If you’d rather be interested in the works of coding, many codes can generate random numbers. Decimals or integers, pop-ups or lists, single or multiple values. You only need the relevant code. That code will work through *VBA* to generate random numbers.

As with all random generations, the question is – Will there be any repeat values? Yes and no; we have two codes for you here, one of them returns duplicates and one doesn’t. These codes can be edited to your requirements with minimum and maximum values and the number of random generations.

From all the types of *VBA* random number generations, we will show you how to get a list of 20 integers on your worksheet. Without further ado, let’s get into the steps of generating random numbers using *VBA*:

- Go to the Developer tab > Code group > Visual Basic button to open the VB editor. If you don’t have the
*Developer*tab showing on the ribbon, you can press the**Alt + F11**keys. This is the*VB*editor:

- Select the
*Module*option from the*Insert*tab’s menu. This will open a*Module*window for feeding the code.

Here’s the *Module* window:

### With Duplicates

If duplicate values are not a problem, go with this code:

- Copy-paste the following code into the
*Module*window:

Public Function RandomNumbers(Num1 As Long, Num2 As Long, Optional Decimals As Integer)

Application.Volatile

Randomize

If IsMissing(Decimals) Or Decimals = 0 Then

RandomNumbers = Int((Num2 + 1 - Num1) * Rnd + Num1)

Else

RandomNumbers = Round((Num2 - Num1) * Rnd + Num1, Decimals)

End If

End Function

The function sets the values to return as whole numbers:

- Close the
*VB.*Now you should be back to your worksheet. - Enter this formula in the cell where you want the first random number:

`=RandomNumbers(1,20,0)`

This formula connects with the code fed through the *VB* editor. 1 and 20 are the bottom and top values between which you want the random number of generations. 0 is the number of decimal places you want in the generated values.

Here are the 20 random numbers generated using the *VBA *code and the formula mentioned above:

### Without Duplicates

For unique random numbers, enter this code instead:

- In the
*Module*window in the*VB*editor, copy and paste the code below:

Sub RandomNumbers()

Const Min As Long = 1

Const Max As Long = 20

Const HowMany As Long = 20

Const StartRow As Long = 3

Const Col As String = "B"

Dim LastRow As Long

Dim Ws As Worksheet

Dim i As Long, j As Long, Temp As Long, Number As Long

Dim Arr

If Max = 0 Then

MsgBox "Maximum number can not be 0"

Exit Sub

End If

If HowMany = 0 Then

MsgBox "Number of required Randoms can not be 0"

Exit Sub

End If

If Min > Max Then

MsgBox "Minimum is more than Maximum"

Exit Sub

End If

If Max - Min + 1 < HowMany Then

MsgBox "Number of Randoms required should not be more than Max - Min + 1"

Exit Sub

End If

Set Ws = Worksheets("Sheet1")

Application.ScreenUpdating = False

Number = Max - Min + 1

ReDim Arr(1 To Number, 1 To 1)

For i = Min To Max

Arr(i - Min + 1, 1) = i

Next i

Randomize

For i = 1 To Number

j = Int((Number - i + 1) * Rnd) + i

Temp = Arr(i, 1)

Arr(i, 1) = Arr(j, 1)

Arr(j, 1) = Temp

Next i

Ws.Range(Col & StartRow & ":" & Col & StartRow + HowMany - 1) = Arr

Application.ScreenUpdating = True

End Sub

Don’t be intimidated by the length of the code, it works!

This is the part of the code you can edit as per requirement:

Statement | Description |
---|---|

Const Min As Long = 1 | Minimum value |

Const Max As Long = 20 | Maximum value |

Const HowMany As Long = 20 | Number of random generations |

Const StartRow As Long = 3 | Starting row number |

Const Col As String = "B" | Starting column |

- Press the
**F5**key to run the code.
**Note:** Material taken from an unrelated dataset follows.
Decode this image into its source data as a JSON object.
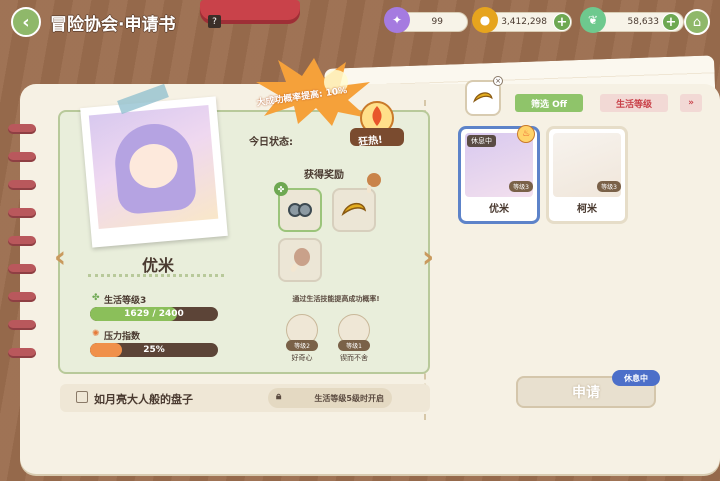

The numbers should appear on the worksheet in the location specified in the code. - Exit the
*VB*

These are the 20 randomly generated numbers without duplicates, using the monster *VBA* code from above:

Now let’s generate an end to this all. We hope you find our methods easy to follow and easily customizable. Next time you’re wondering how to generate random numbers, you don’t have to download a random number generator; you can come back to our non-random tutorial on random numbers. Work your fingers on some random magic while we work ours to ready your spellbook!